- [The problem]
Check each line of the entries below for the string "true"; copy every line where it appears.
────────
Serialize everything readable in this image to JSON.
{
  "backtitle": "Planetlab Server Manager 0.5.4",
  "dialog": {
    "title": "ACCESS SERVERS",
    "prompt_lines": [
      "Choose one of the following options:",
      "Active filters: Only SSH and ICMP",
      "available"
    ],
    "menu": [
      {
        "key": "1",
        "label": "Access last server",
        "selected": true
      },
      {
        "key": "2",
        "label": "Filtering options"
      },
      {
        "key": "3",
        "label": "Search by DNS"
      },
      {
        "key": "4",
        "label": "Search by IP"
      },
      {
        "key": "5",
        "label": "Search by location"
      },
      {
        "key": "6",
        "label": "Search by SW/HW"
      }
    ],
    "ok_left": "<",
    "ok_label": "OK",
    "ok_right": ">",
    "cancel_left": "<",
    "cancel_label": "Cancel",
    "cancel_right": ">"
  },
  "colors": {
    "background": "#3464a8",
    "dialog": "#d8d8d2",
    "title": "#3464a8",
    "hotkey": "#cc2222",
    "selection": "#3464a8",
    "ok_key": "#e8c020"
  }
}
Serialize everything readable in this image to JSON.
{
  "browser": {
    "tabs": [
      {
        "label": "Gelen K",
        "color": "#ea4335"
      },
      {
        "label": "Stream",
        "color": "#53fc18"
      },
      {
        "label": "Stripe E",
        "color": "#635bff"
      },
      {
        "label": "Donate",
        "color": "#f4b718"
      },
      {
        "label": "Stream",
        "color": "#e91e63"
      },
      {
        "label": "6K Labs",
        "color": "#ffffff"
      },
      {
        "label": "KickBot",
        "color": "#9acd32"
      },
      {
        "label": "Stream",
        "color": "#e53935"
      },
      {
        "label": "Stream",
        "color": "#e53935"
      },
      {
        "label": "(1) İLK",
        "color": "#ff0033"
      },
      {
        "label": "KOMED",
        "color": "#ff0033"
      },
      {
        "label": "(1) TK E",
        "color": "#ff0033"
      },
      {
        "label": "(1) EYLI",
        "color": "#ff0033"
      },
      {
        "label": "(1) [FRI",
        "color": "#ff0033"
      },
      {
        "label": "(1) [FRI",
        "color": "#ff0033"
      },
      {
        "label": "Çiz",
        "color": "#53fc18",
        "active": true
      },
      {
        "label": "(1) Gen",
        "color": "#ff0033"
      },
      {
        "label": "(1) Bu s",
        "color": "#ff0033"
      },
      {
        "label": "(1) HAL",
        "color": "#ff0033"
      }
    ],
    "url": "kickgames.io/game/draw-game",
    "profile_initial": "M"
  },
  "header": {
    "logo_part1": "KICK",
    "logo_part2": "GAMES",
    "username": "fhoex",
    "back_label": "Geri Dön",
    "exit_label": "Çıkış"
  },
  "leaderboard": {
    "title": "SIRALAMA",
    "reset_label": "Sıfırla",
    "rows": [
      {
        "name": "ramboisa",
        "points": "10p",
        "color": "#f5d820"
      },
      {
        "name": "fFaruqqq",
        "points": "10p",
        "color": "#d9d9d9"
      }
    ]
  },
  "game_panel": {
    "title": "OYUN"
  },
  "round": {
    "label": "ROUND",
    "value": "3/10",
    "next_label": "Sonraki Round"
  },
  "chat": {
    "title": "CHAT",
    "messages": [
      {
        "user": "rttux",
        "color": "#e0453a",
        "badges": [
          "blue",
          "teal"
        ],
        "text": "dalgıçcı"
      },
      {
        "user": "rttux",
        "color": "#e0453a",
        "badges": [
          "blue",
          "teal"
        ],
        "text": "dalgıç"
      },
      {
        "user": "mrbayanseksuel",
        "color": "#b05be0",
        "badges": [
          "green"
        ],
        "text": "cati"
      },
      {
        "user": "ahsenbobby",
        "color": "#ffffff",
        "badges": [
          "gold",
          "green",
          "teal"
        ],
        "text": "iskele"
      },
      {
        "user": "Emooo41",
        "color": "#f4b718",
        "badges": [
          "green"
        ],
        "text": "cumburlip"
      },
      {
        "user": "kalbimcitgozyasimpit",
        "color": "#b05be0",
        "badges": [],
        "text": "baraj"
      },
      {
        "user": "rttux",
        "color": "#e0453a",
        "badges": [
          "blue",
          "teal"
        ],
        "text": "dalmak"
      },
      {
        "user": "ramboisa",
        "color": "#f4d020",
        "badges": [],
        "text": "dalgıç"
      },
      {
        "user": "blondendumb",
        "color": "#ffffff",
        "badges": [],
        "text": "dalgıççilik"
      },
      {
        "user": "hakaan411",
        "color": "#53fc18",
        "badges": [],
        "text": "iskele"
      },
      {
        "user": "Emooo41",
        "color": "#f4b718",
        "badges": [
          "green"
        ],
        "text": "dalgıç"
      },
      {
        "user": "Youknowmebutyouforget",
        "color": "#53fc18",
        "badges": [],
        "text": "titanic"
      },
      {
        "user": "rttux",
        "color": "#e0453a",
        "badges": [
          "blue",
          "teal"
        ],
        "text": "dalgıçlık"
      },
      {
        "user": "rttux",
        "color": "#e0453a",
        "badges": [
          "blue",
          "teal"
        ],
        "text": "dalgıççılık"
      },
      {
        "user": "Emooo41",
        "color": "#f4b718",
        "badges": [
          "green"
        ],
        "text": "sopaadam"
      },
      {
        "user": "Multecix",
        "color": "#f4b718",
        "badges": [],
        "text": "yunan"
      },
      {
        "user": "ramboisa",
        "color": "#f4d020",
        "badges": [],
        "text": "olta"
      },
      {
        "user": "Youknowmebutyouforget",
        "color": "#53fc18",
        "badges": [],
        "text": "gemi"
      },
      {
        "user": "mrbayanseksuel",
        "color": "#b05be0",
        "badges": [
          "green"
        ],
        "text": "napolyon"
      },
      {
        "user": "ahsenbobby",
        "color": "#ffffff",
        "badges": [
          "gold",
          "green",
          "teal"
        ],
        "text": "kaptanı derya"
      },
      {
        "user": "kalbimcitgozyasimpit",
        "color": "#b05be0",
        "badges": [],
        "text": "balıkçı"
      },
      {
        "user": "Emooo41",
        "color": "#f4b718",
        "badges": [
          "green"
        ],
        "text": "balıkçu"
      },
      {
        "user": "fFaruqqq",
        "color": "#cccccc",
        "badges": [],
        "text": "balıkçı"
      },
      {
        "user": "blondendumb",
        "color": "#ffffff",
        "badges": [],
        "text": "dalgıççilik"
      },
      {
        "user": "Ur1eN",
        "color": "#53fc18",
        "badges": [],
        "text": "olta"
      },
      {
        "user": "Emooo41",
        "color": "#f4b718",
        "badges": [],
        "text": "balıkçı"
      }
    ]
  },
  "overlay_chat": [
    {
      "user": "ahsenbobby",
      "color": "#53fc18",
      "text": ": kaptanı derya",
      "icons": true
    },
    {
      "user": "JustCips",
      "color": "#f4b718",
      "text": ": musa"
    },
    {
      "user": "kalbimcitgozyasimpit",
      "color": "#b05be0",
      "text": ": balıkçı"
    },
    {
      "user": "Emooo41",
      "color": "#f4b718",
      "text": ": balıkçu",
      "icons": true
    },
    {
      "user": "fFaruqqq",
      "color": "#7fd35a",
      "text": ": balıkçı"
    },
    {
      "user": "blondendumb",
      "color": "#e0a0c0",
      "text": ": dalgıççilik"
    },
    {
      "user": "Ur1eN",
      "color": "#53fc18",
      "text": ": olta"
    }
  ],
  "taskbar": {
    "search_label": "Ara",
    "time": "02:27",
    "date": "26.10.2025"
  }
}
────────
- [Written reply]
        "selected": true
        "active": true
      "icons": true
      "icons": true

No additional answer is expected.